17. As for the appellant’s submission before me, that she had done nothing fraudulent and had resolved the tax issue by paying all her taxes, that was simply a re-statement of the explanation she had provided in her two appeals and which both judges had properly rejected. It was clearly not simply a matter of tax being paid late, but of a false declaration having been made by the appellant in the first place, which entitled the respondent to refuse her application under paragraph 322(5) of the immigration rules. Judge Aziz, like Judge Grimmett was perfectly entitled to uphold the respondent’s decision in that respect.
18. As for the grounds relating to the appellant’s Article 8 claim, they are essentially nothing more than a disagreement with the judge’s findings and conclusions and an attempt to re-argue the case, and they do not identify any errors of law made by the judge. The appellant asserts that Judge Aziz ought to have given reasons why her husband’s explanation as to the best interests of their son remaining in the UK was accepted or rejected. However, the judge did provide such reasons at [73], when setting out his findings as to why the evidence from the appellant and her husband was not credible in regard to their son’s ability to speak Urdu. The appellant’s grounds at [10] to [13] seek to challenge the judge’s findings on “very significant obstacles to integration” in relation to their son and his best interests, but that was a matter addressed in detail by the judge from [68] onwards, with full and cogent reasons given as to why the child’s best interests were outweighed by other factors both within and outside the immigration rules. As for the matter of the appellant’s son having fallen short by only three months of the seven years required under paragraph 276ADE(1)(iv), the judge was required to consider the circumstances at the date of the hearing, which is what he did. In any event paragraph 276ADE(1)(iv) also required the appellant to show that it would be unreasonable to expect her son to leave the UK, whereas it is clear from the judge’s findings, in particular at [83], that he concluded that that had not been demonstrated.

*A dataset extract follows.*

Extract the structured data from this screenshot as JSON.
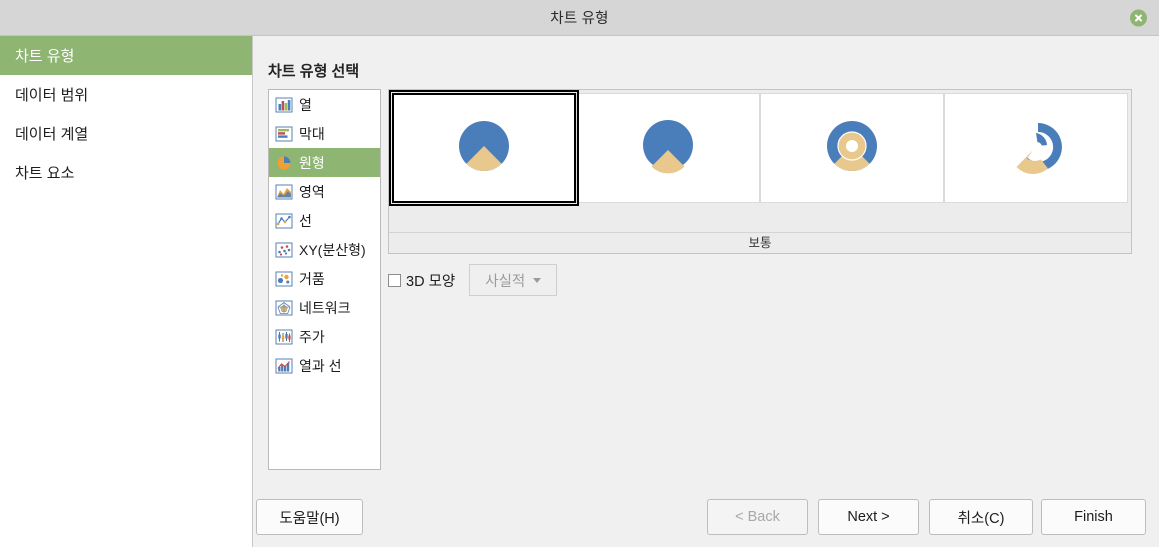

19. For all of these reasons, the appellant’s grounds of challenge have no merit. I have to agree with Mr Melvin that it is not clear why permission was granted in the first place as the grounds are evidently not even arguable. The judgments of Judge Grimmett and the Upper Tribunal which upheld her decision do not assist the appellant, but undermine her case. Judge Aziz was fully and properly entitled to reach the conclusions that he did and to dismiss the appeal on the basis that he did. There are no errors of law in his decision.

20. The making of the decision of the First-tier Tribunal did not involve an error on a point of law. I do not set aside the decision. The decision to dismiss the appeal stands.

Signed: S Kebede Dated: 3 February 2022
Upper Tribunal Judge Kebede